The impact of COVID-19 related school shutdown on sleep in adolescents: a natural experiment.

TitleThe impact of COVID-19 related school shutdown on sleep in adolescents: a natural experiment.
Publication TypeJournal Article
Year of Publication2020
AuthorsGruber R, Saha S, Somerville G, Boursier J, Wise MS
JournalSleep Med
Volume76
Pagination33-35
Date Published2020 Sep 22
ISSN1878-5506
Abstract

OBJECTIVE: During the outbreak of the COVID-19 pandemic in 2020, high schools closed or transitioned to remote teaching. The aim of this study was to describe how the COVID-19 related school shutdown impacted the sleep behaviors of typically developing adolescents.METHODS: A qualitative study was conducted between April 28 and June 3, 2020 with 45 adolescents using one-on-one semi-structured phone interviews.RESULTS: The "natural experiment" caused by the shutdown of schools due to the COVID-19 pandemic led to a 2-h shift in the sleep of typically developing adolescents, longer sleep duration, improved sleep quality, and less daytime sleepiness compared to those experienced under the regular school-time schedule.DISCUSSION: These findings are consistent with previous studies showing that delaying high school start times could be an effective way to extend sleep duration, improve sleep quality, reduce daytime sleepiness and lower adolescents' stress during the school year.
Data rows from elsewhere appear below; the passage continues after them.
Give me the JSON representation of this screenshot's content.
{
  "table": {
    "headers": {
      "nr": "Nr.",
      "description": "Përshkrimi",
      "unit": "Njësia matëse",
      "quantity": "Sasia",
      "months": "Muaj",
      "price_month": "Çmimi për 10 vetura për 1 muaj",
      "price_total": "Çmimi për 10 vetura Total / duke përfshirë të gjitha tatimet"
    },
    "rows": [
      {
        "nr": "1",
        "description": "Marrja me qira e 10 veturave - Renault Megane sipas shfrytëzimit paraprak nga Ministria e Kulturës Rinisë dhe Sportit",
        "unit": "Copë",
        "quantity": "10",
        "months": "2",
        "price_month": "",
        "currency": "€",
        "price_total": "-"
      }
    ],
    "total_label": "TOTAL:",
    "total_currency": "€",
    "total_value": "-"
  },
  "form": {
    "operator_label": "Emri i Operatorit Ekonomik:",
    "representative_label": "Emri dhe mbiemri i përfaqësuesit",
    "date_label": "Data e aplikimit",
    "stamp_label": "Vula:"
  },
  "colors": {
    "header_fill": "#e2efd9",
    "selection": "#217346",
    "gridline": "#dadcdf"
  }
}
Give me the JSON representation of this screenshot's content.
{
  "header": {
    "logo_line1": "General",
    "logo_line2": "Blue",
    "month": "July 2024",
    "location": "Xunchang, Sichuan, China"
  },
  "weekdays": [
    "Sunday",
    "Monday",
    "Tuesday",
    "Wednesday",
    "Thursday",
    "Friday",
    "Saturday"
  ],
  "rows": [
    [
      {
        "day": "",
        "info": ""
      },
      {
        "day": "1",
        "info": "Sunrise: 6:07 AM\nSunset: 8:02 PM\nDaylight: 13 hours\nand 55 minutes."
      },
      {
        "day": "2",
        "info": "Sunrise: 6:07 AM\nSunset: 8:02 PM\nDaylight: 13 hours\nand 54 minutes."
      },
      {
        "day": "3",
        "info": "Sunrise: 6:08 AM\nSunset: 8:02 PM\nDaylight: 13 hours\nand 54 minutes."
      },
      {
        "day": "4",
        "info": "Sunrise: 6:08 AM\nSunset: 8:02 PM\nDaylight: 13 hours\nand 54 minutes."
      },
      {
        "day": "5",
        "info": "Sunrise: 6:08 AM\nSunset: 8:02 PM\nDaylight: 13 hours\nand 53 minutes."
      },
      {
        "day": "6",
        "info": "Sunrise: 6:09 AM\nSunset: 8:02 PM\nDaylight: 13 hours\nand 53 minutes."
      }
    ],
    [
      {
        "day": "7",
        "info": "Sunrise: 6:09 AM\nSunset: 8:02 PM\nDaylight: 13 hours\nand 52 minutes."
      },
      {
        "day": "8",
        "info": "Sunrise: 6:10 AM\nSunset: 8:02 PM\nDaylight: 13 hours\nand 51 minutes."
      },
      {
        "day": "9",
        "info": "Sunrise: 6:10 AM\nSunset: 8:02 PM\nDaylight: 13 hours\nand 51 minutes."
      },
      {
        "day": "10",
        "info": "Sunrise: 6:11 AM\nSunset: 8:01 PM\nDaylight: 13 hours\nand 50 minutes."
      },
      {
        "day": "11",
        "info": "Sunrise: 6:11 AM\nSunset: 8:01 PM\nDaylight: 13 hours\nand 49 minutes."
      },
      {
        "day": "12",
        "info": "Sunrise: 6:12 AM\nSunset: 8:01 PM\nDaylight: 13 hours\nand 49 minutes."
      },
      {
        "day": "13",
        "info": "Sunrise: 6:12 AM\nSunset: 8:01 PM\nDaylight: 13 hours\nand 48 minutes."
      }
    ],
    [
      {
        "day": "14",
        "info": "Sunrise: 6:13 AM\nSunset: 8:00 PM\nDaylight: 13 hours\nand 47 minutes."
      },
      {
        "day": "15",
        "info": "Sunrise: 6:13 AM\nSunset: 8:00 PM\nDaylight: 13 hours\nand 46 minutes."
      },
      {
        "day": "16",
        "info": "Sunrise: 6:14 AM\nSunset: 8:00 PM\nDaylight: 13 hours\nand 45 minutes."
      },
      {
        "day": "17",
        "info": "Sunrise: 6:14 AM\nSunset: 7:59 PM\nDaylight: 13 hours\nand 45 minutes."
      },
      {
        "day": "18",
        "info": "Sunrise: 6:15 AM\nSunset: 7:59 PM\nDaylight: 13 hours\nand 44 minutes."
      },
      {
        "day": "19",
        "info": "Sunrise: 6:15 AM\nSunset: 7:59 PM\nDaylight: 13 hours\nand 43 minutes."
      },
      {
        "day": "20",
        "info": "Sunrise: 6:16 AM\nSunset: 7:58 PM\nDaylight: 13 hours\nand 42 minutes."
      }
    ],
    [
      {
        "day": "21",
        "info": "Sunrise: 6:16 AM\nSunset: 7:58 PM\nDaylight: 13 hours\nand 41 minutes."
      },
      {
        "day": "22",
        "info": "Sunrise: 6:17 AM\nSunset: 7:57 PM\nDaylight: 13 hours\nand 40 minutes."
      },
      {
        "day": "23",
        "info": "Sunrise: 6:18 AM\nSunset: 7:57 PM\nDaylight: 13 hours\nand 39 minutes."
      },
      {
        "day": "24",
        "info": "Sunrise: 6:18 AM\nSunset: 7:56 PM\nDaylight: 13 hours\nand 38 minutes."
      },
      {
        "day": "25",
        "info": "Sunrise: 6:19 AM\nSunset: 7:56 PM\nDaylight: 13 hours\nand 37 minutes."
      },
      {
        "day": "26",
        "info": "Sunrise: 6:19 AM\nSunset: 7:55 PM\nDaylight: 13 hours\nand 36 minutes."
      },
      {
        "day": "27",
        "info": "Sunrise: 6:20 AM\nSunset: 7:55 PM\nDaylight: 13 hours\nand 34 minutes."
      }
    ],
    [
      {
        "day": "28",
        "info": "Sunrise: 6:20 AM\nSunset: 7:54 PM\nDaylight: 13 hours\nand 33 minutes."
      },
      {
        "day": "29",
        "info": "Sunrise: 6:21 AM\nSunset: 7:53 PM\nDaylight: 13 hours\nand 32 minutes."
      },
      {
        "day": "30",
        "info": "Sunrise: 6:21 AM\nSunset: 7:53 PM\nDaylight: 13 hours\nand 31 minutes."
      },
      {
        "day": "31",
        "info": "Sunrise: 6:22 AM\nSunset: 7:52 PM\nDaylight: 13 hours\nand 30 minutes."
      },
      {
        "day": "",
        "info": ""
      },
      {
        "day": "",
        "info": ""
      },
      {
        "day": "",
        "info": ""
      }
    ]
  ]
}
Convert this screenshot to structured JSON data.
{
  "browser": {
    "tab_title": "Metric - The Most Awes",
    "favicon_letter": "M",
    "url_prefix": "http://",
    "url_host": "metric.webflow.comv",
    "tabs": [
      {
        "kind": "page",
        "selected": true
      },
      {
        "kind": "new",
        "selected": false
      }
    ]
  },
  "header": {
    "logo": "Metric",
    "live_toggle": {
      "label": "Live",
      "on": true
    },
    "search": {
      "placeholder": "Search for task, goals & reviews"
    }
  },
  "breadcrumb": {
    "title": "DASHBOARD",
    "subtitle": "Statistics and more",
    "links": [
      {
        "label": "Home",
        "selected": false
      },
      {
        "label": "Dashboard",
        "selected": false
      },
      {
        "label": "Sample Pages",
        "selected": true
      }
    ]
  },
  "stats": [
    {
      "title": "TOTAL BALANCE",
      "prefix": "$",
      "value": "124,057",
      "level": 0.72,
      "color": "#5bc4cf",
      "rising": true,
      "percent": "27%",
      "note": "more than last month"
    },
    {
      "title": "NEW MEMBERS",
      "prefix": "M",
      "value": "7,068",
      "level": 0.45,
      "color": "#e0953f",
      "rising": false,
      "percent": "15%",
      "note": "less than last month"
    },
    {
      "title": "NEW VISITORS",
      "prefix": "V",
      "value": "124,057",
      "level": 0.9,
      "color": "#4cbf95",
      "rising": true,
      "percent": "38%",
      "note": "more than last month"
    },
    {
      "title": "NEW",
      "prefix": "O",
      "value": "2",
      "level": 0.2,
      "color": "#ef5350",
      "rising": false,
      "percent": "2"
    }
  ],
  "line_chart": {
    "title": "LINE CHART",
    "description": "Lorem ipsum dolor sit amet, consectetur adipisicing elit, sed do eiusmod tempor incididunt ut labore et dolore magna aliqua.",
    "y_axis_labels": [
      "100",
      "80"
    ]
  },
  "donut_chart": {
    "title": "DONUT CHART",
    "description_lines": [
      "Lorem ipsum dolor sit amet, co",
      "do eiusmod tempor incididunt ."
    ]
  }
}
As many countries look for ways to reduce the number of interactions between students in schools so that physical distancing is feasible, following teens' delayed sleep biology could offer an affordable solution. For example, staggering arrival times by delaying school start time for older adolescents compared with younger adolescents can reduce the total number of students attending school at the same time. This strategy offers a practical means to reduce school density and the number of interactions between students which are needed to reduce the potential transmission of COVID-19 in schools, while improving adolescents sleep health.

DOI10.1016/j.sleep.2020.09.015
Alternate JournalSleep Med
PubMed ID33070000
PubMed Central IDPMC7508172